**Exercise instructions:** Write out the records beneath this line exactly as they appear, minus any images.

**Entries provided:**
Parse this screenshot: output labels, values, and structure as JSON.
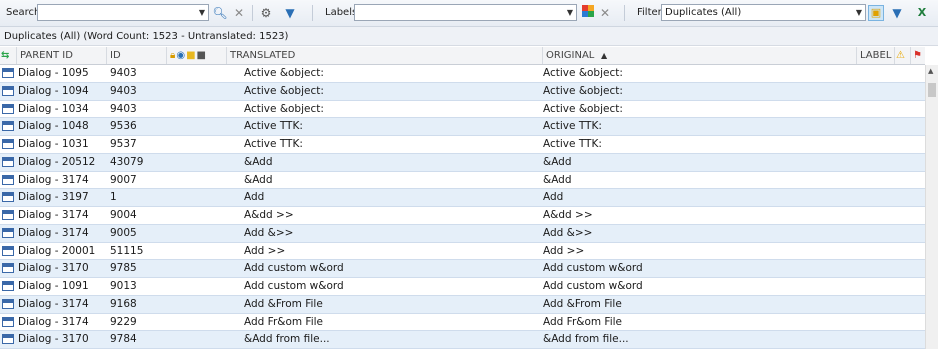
{
  "toolbar": {
    "search_label": "Search",
    "search_value": "",
    "labels_label": "Labels",
    "labels_value": "",
    "filter_label": "Filter",
    "filter_value": "Duplicates (All)"
  },
  "status": "Duplicates (All) (Word Count: 1523 - Untranslated: 1523)",
  "columns": {
    "parent_id": "PARENT ID",
    "id": "ID",
    "translated": "TRANSLATED",
    "original": "ORIGINAL",
    "label": "LABEL"
  },
  "rows": [
    {
      "parent": "Dialog - 1095",
      "id": "9403",
      "translated": "Active &object:",
      "original": "Active &object:"
    },
    {
      "parent": "Dialog - 1094",
      "id": "9403",
      "translated": "Active &object:",
      "original": "Active &object:"
    },
    {
      "parent": "Dialog - 1034",
      "id": "9403",
      "translated": "Active &object:",
      "original": "Active &object:"
    },
    {
      "parent": "Dialog - 1048",
      "id": "9536",
      "translated": "Active TTK:",
      "original": "Active TTK:"
    },
    {
      "parent": "Dialog - 1031",
      "id": "9537",
      "translated": "Active TTK:",
      "original": "Active TTK:"
    },
    {
      "parent": "Dialog - 20512",
      "id": "43079",
      "translated": "&Add",
      "original": "&Add"
    },
    {
      "parent": "Dialog - 3174",
      "id": "9007",
      "translated": "&Add",
      "original": "&Add"
    },
    {
      "parent": "Dialog - 3197",
      "id": "1",
      "translated": "Add",
      "original": "Add"
    },
    {
      "parent": "Dialog - 3174",
      "id": "9004",
      "translated": "A&dd >>",
      "original": "A&dd >>"
    },
    {
      "parent": "Dialog - 3174",
      "id": "9005",
      "translated": "Add &>>",
      "original": "Add &>>"
    },
    {
      "parent": "Dialog - 20001",
      "id": "51115",
      "translated": "Add >>",
      "original": "Add >>"
    },
    {
      "parent": "Dialog - 3170",
      "id": "9785",
      "translated": "Add custom w&ord",
      "original": "Add custom w&ord"
    },
    {
      "parent": "Dialog - 1091",
      "id": "9013",
      "translated": "Add custom w&ord",
      "original": "Add custom w&ord"
    },
    {
      "parent": "Dialog - 3174",
      "id": "9168",
      "translated": "Add &From File",
      "original": "Add &From File"
    },
    {
      "parent": "Dialog - 3174",
      "id": "9229",
      "translated": "Add Fr&om File",
      "original": "Add Fr&om File"
    },
    {
      "parent": "Dialog - 3170",
      "id": "9784",
      "translated": "&Add from file...",
      "original": "&Add from file..."
    }
  ],
  "icons": {
    "search": "magnifier-icon",
    "clear": "x-icon",
    "settings": "gear-icon",
    "filter": "funnel-icon",
    "colors": "color-grid-icon",
    "warning": "warning-icon",
    "flag": "flag-icon",
    "excel": "excel-icon"
  },
  "colors": {
    "row_alt": "#e5eff9",
    "row_selected": "#cfe4f7",
    "accent": "#2a6fb5"
  }
}
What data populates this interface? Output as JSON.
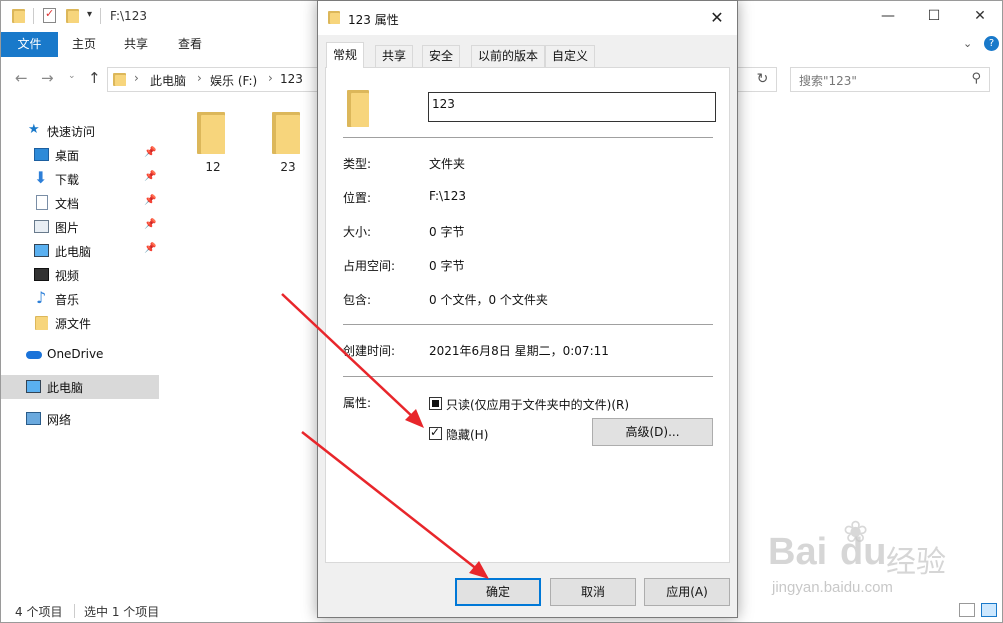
{
  "explorer": {
    "title": "F:\\123",
    "ribbon_tabs": {
      "file": "文件",
      "home": "主页",
      "share": "共享",
      "view": "查看"
    },
    "breadcrumb": [
      "此电脑",
      "娱乐 (F:)",
      "123"
    ],
    "search_placeholder": "搜索\"123\"",
    "nav": {
      "quick_access": "快速访问",
      "desktop": "桌面",
      "downloads": "下载",
      "documents": "文档",
      "pictures": "图片",
      "this_pc_pinned": "此电脑",
      "videos": "视频",
      "music": "音乐",
      "source_files": "源文件",
      "onedrive": "OneDrive",
      "this_pc": "此电脑",
      "network": "网络"
    },
    "items": [
      "12",
      "23"
    ],
    "status": {
      "count": "4 个项目",
      "selected": "选中 1 个项目"
    }
  },
  "dialog": {
    "title": "123 属性",
    "tabs": [
      "常规",
      "共享",
      "安全",
      "以前的版本",
      "自定义"
    ],
    "name_value": "123",
    "props": {
      "type_label": "类型:",
      "type_value": "文件夹",
      "location_label": "位置:",
      "location_value": "F:\\123",
      "size_label": "大小:",
      "size_value": "0 字节",
      "disk_label": "占用空间:",
      "disk_value": "0 字节",
      "contains_label": "包含:",
      "contains_value": "0 个文件，0 个文件夹",
      "created_label": "创建时间:",
      "created_value": "2021年6月8日 星期二，0:07:11",
      "attributes_label": "属性:"
    },
    "readonly_label": "只读(仅应用于文件夹中的文件)(R)",
    "hidden_label": "隐藏(H)",
    "hidden_checked": true,
    "advanced_button": "高级(D)...",
    "ok_button": "确定",
    "cancel_button": "取消",
    "apply_button": "应用(A)"
  },
  "watermark": {
    "brand": "Bai",
    "brand2": "du",
    "brand_cn": "经验",
    "url": "jingyan.baidu.com"
  },
  "colors": {
    "accent": "#1979ca",
    "arrow": "#e8262b",
    "folder": "#f7d57c"
  }
}
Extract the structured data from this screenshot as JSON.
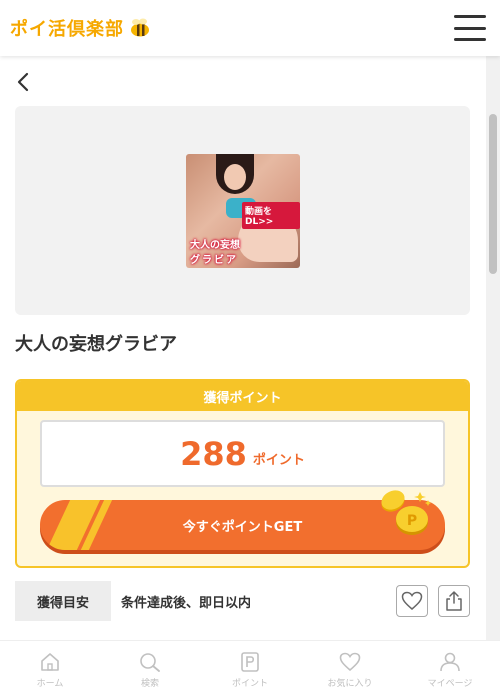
{
  "header": {
    "logo_text": "ポイ活倶楽部",
    "menu_icon": "hamburger-menu-icon"
  },
  "offer": {
    "thumbnail": {
      "dl_badge": "動画をDL>>",
      "title_line1": "大人の妄想",
      "title_line2": "グラビア"
    },
    "title": "大人の妄想グラビア"
  },
  "points": {
    "header": "獲得ポイント",
    "value": "288",
    "unit": "ポイント",
    "get_button": "今すぐポイントGET"
  },
  "estimate": {
    "label": "獲得目安",
    "value": "条件達成後、即日以内"
  },
  "tabbar": {
    "items": [
      {
        "label": "ホーム",
        "icon": "home-icon"
      },
      {
        "label": "検索",
        "icon": "search-icon"
      },
      {
        "label": "ポイント",
        "icon": "point-icon"
      },
      {
        "label": "お気に入り",
        "icon": "heart-icon"
      },
      {
        "label": "マイページ",
        "icon": "user-icon"
      }
    ]
  },
  "colors": {
    "brand_yellow": "#f6c428",
    "accent_orange": "#ef6a2c",
    "tab_inactive": "#c0c0c0"
  }
}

**Written answer:**
Parse this screenshot: output labels, values, and structure as JSON.
{
  "toolbar": {
    "search_label": "Search",
    "search_value": "",
    "labels_label": "Labels",
    "labels_value": "",
    "filter_label": "Filter",
    "filter_value": "Duplicates (All)"
  },
  "status": "Duplicates (All) (Word Count: 1523 - Untranslated: 1523)",
  "columns": {
    "parent_id": "PARENT ID",
    "id": "ID",
    "translated": "TRANSLATED",
    "original": "ORIGINAL",
    "label": "LABEL"
  },
  "rows": [
    {
      "parent": "Dialog - 1095",
      "id": "9403",
      "translated": "Active &object:",
      "original": "Active &object:"
    },
    {
      "parent": "Dialog - 1094",
      "id": "9403",
      "translated": "Active &object:",
      "original": "Active &object:"
    },
    {
      "parent": "Dialog - 1034",
      "id": "9403",
      "translated": "Active &object:",
      "original": "Active &object:"
    },
    {
      "parent": "Dialog - 1048",
      "id": "9536",
      "translated": "Active TTK:",
      "original": "Active TTK:"
    },
    {
      "parent": "Dialog - 1031",
      "id": "9537",
      "translated": "Active TTK:",
      "original": "Active TTK:"
    },
    {
      "parent": "Dialog - 20512",
      "id": "43079",
      "translated": "&Add",
      "original": "&Add"
    },
    {
      "parent": "Dialog - 3174",
      "id": "9007",
      "translated": "&Add",
      "original": "&Add"
    },
    {
      "parent": "Dialog - 3197",
      "id": "1",
      "translated": "Add",
      "original": "Add"
    },
    {
      "parent": "Dialog - 3174",
      "id": "9004",
      "translated": "A&dd >>",
      "original": "A&dd >>"
    },
    {
      "parent": "Dialog - 3174",
      "id": "9005",
      "translated": "Add &>>",
      "original": "Add &>>"
    },
    {
      "parent": "Dialog - 20001",
      "id": "51115",
      "translated": "Add >>",
      "original": "Add >>"
    },
    {
      "parent": "Dialog - 3170",
      "id": "9785",
      "translated": "Add custom w&ord",
      "original": "Add custom w&ord"
    },
    {
      "parent": "Dialog - 1091",
      "id": "9013",
      "translated": "Add custom w&ord",
      "original": "Add custom w&ord"
    },
    {
      "parent": "Dialog - 3174",
      "id": "9168",
      "translated": "Add &From File",
      "original": "Add &From File"
    },
    {
      "parent": "Dialog - 3174",
      "id": "9229",
      "translated": "Add Fr&om File",
      "original": "Add Fr&om File"
    },
    {
      "parent": "Dialog - 3170",
      "id": "9784",
      "translated": "&Add from file...",
      "original": "&Add from file..."
    }
  ],
  "icons": {
    "search": "magnifier-icon",
    "clear": "x-icon",
    "settings": "gear-icon",
    "filter": "funnel-icon",
    "colors": "color-grid-icon",
    "warning": "warning-icon",
    "flag": "flag-icon",
    "excel": "excel-icon"
  },
  "colors": {
    "row_alt": "#e5eff9",
    "row_selected": "#cfe4f7",
    "accent": "#2a6fb5"
  }
}
What data populates this interface? Output as JSON.
{
  "explorer": {
    "title": "F:\\123",
    "ribbon_tabs": {
      "file": "文件",
      "home": "主页",
      "share": "共享",
      "view": "查看"
    },
    "breadcrumb": [
      "此电脑",
      "娱乐 (F:)",
      "123"
    ],
    "search_placeholder": "搜索\"123\"",
    "nav": {
      "quick_access": "快速访问",
      "desktop": "桌面",
      "downloads": "下载",
      "documents": "文档",
      "pictures": "图片",
      "this_pc_pinned": "此电脑",
      "videos": "视频",
      "music": "音乐",
      "source_files": "源文件",
      "onedrive": "OneDrive",
      "this_pc": "此电脑",
      "network": "网络"
    },
    "items": [
      "12",
      "23"
    ],
    "status": {
      "count": "4 个项目",
      "selected": "选中 1 个项目"
    }
  },
  "dialog": {
    "title": "123 属性",
    "tabs": [
      "常规",
      "共享",
      "安全",
      "以前的版本",
      "自定义"
    ],
    "name_value": "123",
    "props": {
      "type_label": "类型:",
      "type_value": "文件夹",
      "location_label": "位置:",
      "location_value": "F:\\123",
      "size_label": "大小:",
      "size_value": "0 字节",
      "disk_label": "占用空间:",
      "disk_value": "0 字节",
      "contains_label": "包含:",
      "contains_value": "0 个文件，0 个文件夹",
      "created_label": "创建时间:",
      "created_value": "2021年6月8日 星期二，0:07:11",
      "attributes_label": "属性:"
    },
    "readonly_label": "只读(仅应用于文件夹中的文件)(R)",
    "hidden_label": "隐藏(H)",
    "hidden_checked": true,
    "advanced_button": "高级(D)...",
    "ok_button": "确定",
    "cancel_button": "取消",
    "apply_button": "应用(A)"
  },
  "watermark": {
    "brand": "Bai",
    "brand2": "du",
    "brand_cn": "经验",
    "url": "jingyan.baidu.com"
  },
  "colors": {
    "accent": "#1979ca",
    "arrow": "#e8262b",
    "folder": "#f7d57c"
  }
}
Extract the structured data from this screenshot as JSON.
{
  "header": {
    "logo_text": "ポイ活倶楽部",
    "menu_icon": "hamburger-menu-icon"
  },
  "offer": {
    "thumbnail": {
      "dl_badge": "動画をDL>>",
      "title_line1": "大人の妄想",
      "title_line2": "グラビア"
    },
    "title": "大人の妄想グラビア"
  },
  "points": {
    "header": "獲得ポイント",
    "value": "288",
    "unit": "ポイント",
    "get_button": "今すぐポイントGET"
  },
  "estimate": {
    "label": "獲得目安",
    "value": "条件達成後、即日以内"
  },
  "tabbar": {
    "items": [
      {
        "label": "ホーム",
        "icon": "home-icon"
      },
      {
        "label": "検索",
        "icon": "search-icon"
      },
      {
        "label": "ポイント",
        "icon": "point-icon"
      },
      {
        "label": "お気に入り",
        "icon": "heart-icon"
      },
      {
        "label": "マイページ",
        "icon": "user-icon"
      }
    ]
  },
  "colors": {
    "brand_yellow": "#f6c428",
    "accent_orange": "#ef6a2c",
    "tab_inactive": "#c0c0c0"
  }
}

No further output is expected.